Like so much of what goes on inside Syria these days, it is difficult to get an accurate and comprehensive overview of the military and humanitarian situation on the ground.

Predicting in which direction the crisis might go, meanwhile, is made all the more complex by the number of regional and international players all trying to influence the outcome. If, however, President Assad and the rebel leadership have one thing in common, it's that both recognise how impossible it now is to turn back the clock in what increasingly looks like a fight to the death.

In light of the latest news from Homs, perhaps the most pressing question worth considering now is just who, regime or opposition, would most likely succumb first?

Since the beginning of the unrest in Syria, a propaganda war between the two sides has raged almost as fiercely as the street fighting gripping cities like Homs, Hama and Idlib. At the heart of this lies a struggle to influence outside perceptions of the conflict.

While the regime is keen to portray itself as united and a bulwark against "extremists" and "terrorists", the opposition claims Assad's days are numbered and his rule fractured irrevocably. Winning this propaganda battle is crucial, not least for the Syrian opposition because it cannot succeed in ousting Assad without the support of the Syrian people as well as foreign governments.

Almost since the start of the unrest in the country, Syria's opposition groups have been at loggerheads. By and large, the two main umbrella political groups the west could work with, the Syrian National Council (SNC) and the National Co-ordination Committee (NCC), have incompatible views on how to oust the regime with neither commanding the clear support of Syria's protesters.

Given such differences, the international support to topple the Damascus regime has been slow in coming.

Yesterday, the news that the SNC had formed a military council to oversee and organise armed rebels within the country under a unified leadership came as fighters appeared to be pulling out of their Homs bastion in the Baba Amr district after almost a month of intense Government bombardment.

Announcing the creation of the new council, SNC leader Burhan Ghalioun said that, while the uprising had begun as a non-violent movement, the opposition now had to "shoulder its responsibilities in light of this new reality".

The new reality that Ghalioun speaks of has clearly taken on what some say is a desperate urgency given the latest developments in Homs, where the vastly superior firepower of the Syrian Army is not only resulting in terrible civilian casualties but pushing the rebels on to the back foot and perhaps damaging them irreparably.

Declaring unity among the rebel armed factions is one thing, but as I have heard from Syrian activists here in the Turkish city of Antakya where many are based, tensions exist between groups like the Free Syria Army, Syrian Liberation Army (SLA) and the myriad patchwork of other rebel outfits.

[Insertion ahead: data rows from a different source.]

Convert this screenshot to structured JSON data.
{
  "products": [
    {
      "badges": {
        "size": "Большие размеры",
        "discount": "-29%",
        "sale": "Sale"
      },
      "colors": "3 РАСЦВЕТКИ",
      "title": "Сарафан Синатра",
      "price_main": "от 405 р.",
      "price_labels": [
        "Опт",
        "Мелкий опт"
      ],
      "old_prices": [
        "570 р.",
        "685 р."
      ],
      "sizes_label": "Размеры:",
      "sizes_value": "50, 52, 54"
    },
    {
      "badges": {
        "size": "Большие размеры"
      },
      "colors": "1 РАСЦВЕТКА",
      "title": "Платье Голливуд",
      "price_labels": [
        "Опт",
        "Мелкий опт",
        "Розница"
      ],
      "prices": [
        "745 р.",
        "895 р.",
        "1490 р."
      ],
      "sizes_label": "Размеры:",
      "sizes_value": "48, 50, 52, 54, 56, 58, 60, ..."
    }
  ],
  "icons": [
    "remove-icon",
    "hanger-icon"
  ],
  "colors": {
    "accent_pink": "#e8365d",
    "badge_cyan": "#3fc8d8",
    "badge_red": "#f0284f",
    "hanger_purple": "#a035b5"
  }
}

"Yes there have been some clashes," admitted one FSA spokesman yesterday, who like most within the opposition has a near blind faith in the belief that someone, somewhere, from within the international community will come to the opposition's support and rescue.

Though the likes of the United Nations, Washington, London and Paris may be diplomatically dithering, not so others. While having breakfast at my hotel yesterday morning, I was approached by a man who introduced himself as a Kuwaiti and part of a group that included some Saudis who had come to offer financial support to the Syrian opposition groups based in Turkey. "They need money, supplies," he told me. "They need it now, urgently."

What about weapons I asked?

"They have guns, but what they need most is ammunition," he replied, in a way that suggested, why not?

Certainly, Syrian activists here are happy to confirm that other Arab fighters, mainly Libyans, have offered their services to help them fight against Assad in the wake of their own successful toppling of Colonel Gaddafi's regime.

But they are also quick to emphatically point out that the last thing they need are outsiders getting directly involved in the conflict. The important thing they say is that the world sees Syrians, and only Syrians, taking the fight to the regime.

That said, under increasing pressure on the battlefield and with international attempts at mediation moving at a snails pace, the fragile Syrian opposition could easily succumb to offers of financial or material support that come with dangerous strings attached.

Syria's conflict is already burning fiercely. The challenge now for the international community is to contain that blaze before it spreads, possibly with devastating impact across the entire Middle East and beyond.